§ **Problem statement**: All the data below goes into the copy word for word, but the pictures don't.

§ **Dataset records**:
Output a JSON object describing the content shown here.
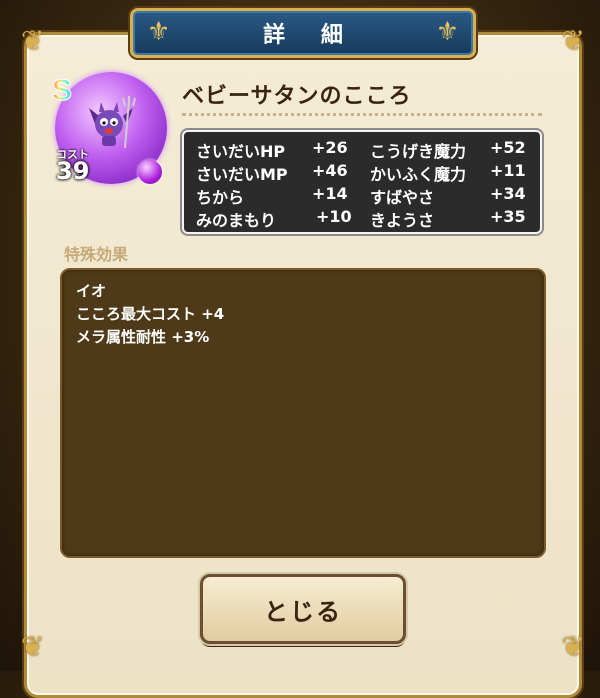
{
  "dialog": {
    "title": "詳 細"
  },
  "monster": {
    "rank": "S",
    "cost_label": "コスト",
    "cost": "39",
    "name": "ベビーサタンのこころ"
  },
  "stats": [
    {
      "label": "さいだいHP",
      "value": "+26"
    },
    {
      "label": "こうげき魔力",
      "value": "+52"
    },
    {
      "label": "さいだいMP",
      "value": "+46"
    },
    {
      "label": "かいふく魔力",
      "value": "+11"
    },
    {
      "label": "ちから",
      "value": "+14"
    },
    {
      "label": "すばやさ",
      "value": "+34"
    },
    {
      "label": "みのまもり",
      "value": "+10"
    },
    {
      "label": "きようさ",
      "value": "+35"
    }
  ],
  "special": {
    "heading": "特殊効果",
    "effects": [
      "イオ",
      "こころ最大コスト +4",
      "メラ属性耐性 +3%"
    ]
  },
  "close_button": {
    "label": "とじる"
  },
  "colors": {
    "banner": "#163a5c",
    "gold": "#d8b050",
    "stat_panel": "#2b2b2b",
    "effect_panel": "#4e3a18"
  }
}
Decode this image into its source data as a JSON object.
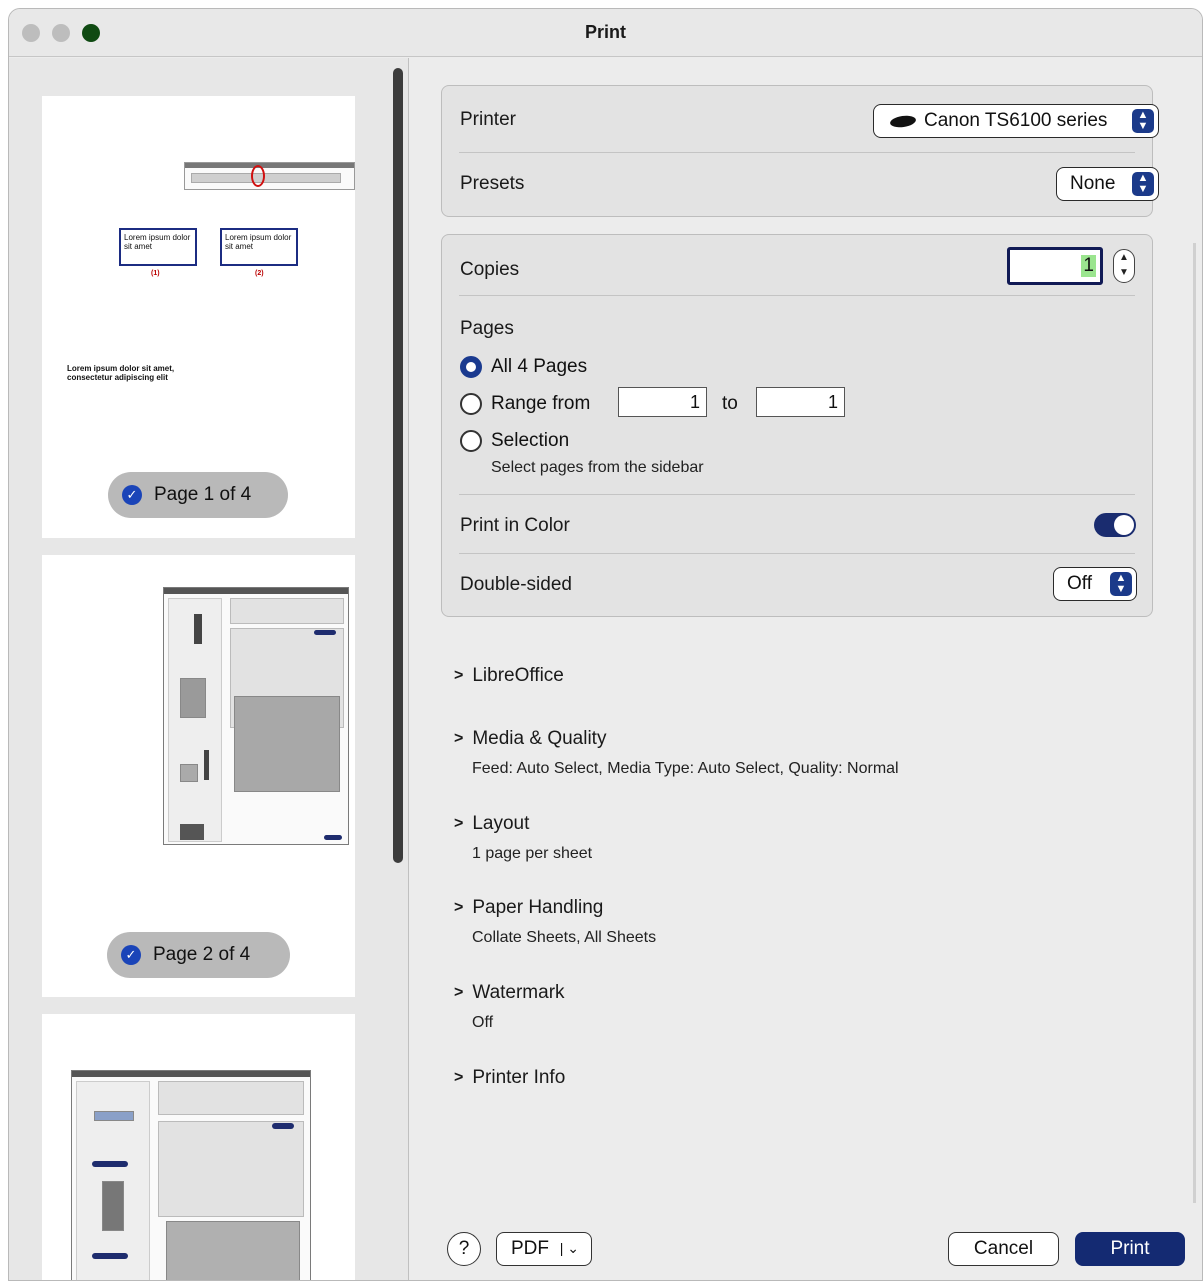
{
  "window": {
    "title": "Print"
  },
  "sidebar": {
    "pages": [
      {
        "label": "Page 1 of 4",
        "selected": true
      },
      {
        "label": "Page 2 of 4",
        "selected": true
      }
    ],
    "preview1": {
      "box1_text": "Lorem ipsum dolor sit amet",
      "box2_text": "Lorem ipsum dolor sit amet",
      "caption1": "(1)",
      "caption2": "(2)",
      "paragraph": "Lorem ipsum dolor sit amet, consectetur adipiscing elit"
    }
  },
  "printer": {
    "label": "Printer",
    "value": "Canon TS6100 series"
  },
  "presets": {
    "label": "Presets",
    "value": "None"
  },
  "copies": {
    "label": "Copies",
    "value": "1"
  },
  "pages": {
    "label": "Pages",
    "all_label": "All 4 Pages",
    "range_label": "Range from",
    "range_from": "1",
    "to_label": "to",
    "range_to": "1",
    "selection_label": "Selection",
    "selection_note": "Select pages from the sidebar",
    "selected_option": "all"
  },
  "print_in_color": {
    "label": "Print in Color",
    "on": true
  },
  "double_sided": {
    "label": "Double-sided",
    "value": "Off"
  },
  "sections": [
    {
      "title": "LibreOffice",
      "summary": ""
    },
    {
      "title": "Media & Quality",
      "summary": "Feed: Auto Select, Media Type: Auto Select, Quality: Normal"
    },
    {
      "title": "Layout",
      "summary": "1 page per sheet"
    },
    {
      "title": "Paper Handling",
      "summary": "Collate Sheets, All Sheets"
    },
    {
      "title": "Watermark",
      "summary": "Off"
    },
    {
      "title": "Printer Info",
      "summary": ""
    }
  ],
  "footer": {
    "help": "?",
    "pdf": "PDF",
    "cancel": "Cancel",
    "print": "Print"
  },
  "colors": {
    "accent": "#142a72",
    "toggle_on": "#1a2c6f",
    "check": "#1a44b8"
  }
}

§ **Answer area**:
Output a JSON object describing the content shown here.
{
  "dialog": {
    "title": "詳 細"
  },
  "monster": {
    "rank": "S",
    "cost_label": "コスト",
    "cost": "39",
    "name": "ベビーサタンのこころ"
  },
  "stats": [
    {
      "label": "さいだいHP",
      "value": "+26"
    },
    {
      "label": "こうげき魔力",
      "value": "+52"
    },
    {
      "label": "さいだいMP",
      "value": "+46"
    },
    {
      "label": "かいふく魔力",
      "value": "+11"
    },
    {
      "label": "ちから",
      "value": "+14"
    },
    {
      "label": "すばやさ",
      "value": "+34"
    },
    {
      "label": "みのまもり",
      "value": "+10"
    },
    {
      "label": "きようさ",
      "value": "+35"
    }
  ],
  "special": {
    "heading": "特殊効果",
    "effects": [
      "イオ",
      "こころ最大コスト +4",
      "メラ属性耐性 +3%"
    ]
  },
  "close_button": {
    "label": "とじる"
  },
  "colors": {
    "banner": "#163a5c",
    "gold": "#d8b050",
    "stat_panel": "#2b2b2b",
    "effect_panel": "#4e3a18"
  }
}
Decode this image into its source data as a JSON object.
{
  "window": {
    "title": "Print"
  },
  "sidebar": {
    "pages": [
      {
        "label": "Page 1 of 4",
        "selected": true
      },
      {
        "label": "Page 2 of 4",
        "selected": true
      }
    ],
    "preview1": {
      "box1_text": "Lorem ipsum dolor sit amet",
      "box2_text": "Lorem ipsum dolor sit amet",
      "caption1": "(1)",
      "caption2": "(2)",
      "paragraph": "Lorem ipsum dolor sit amet, consectetur adipiscing elit"
    }
  },
  "printer": {
    "label": "Printer",
    "value": "Canon TS6100 series"
  },
  "presets": {
    "label": "Presets",
    "value": "None"
  },
  "copies": {
    "label": "Copies",
    "value": "1"
  },
  "pages": {
    "label": "Pages",
    "all_label": "All 4 Pages",
    "range_label": "Range from",
    "range_from": "1",
    "to_label": "to",
    "range_to": "1",
    "selection_label": "Selection",
    "selection_note": "Select pages from the sidebar",
    "selected_option": "all"
  },
  "print_in_color": {
    "label": "Print in Color",
    "on": true
  },
  "double_sided": {
    "label": "Double-sided",
    "value": "Off"
  },
  "sections": [
    {
      "title": "LibreOffice",
      "summary": ""
    },
    {
      "title": "Media & Quality",
      "summary": "Feed: Auto Select, Media Type: Auto Select, Quality: Normal"
    },
    {
      "title": "Layout",
      "summary": "1 page per sheet"
    },
    {
      "title": "Paper Handling",
      "summary": "Collate Sheets, All Sheets"
    },
    {
      "title": "Watermark",
      "summary": "Off"
    },
    {
      "title": "Printer Info",
      "summary": ""
    }
  ],
  "footer": {
    "help": "?",
    "pdf": "PDF",
    "cancel": "Cancel",
    "print": "Print"
  },
  "colors": {
    "accent": "#142a72",
    "toggle_on": "#1a2c6f",
    "check": "#1a44b8"
  }
}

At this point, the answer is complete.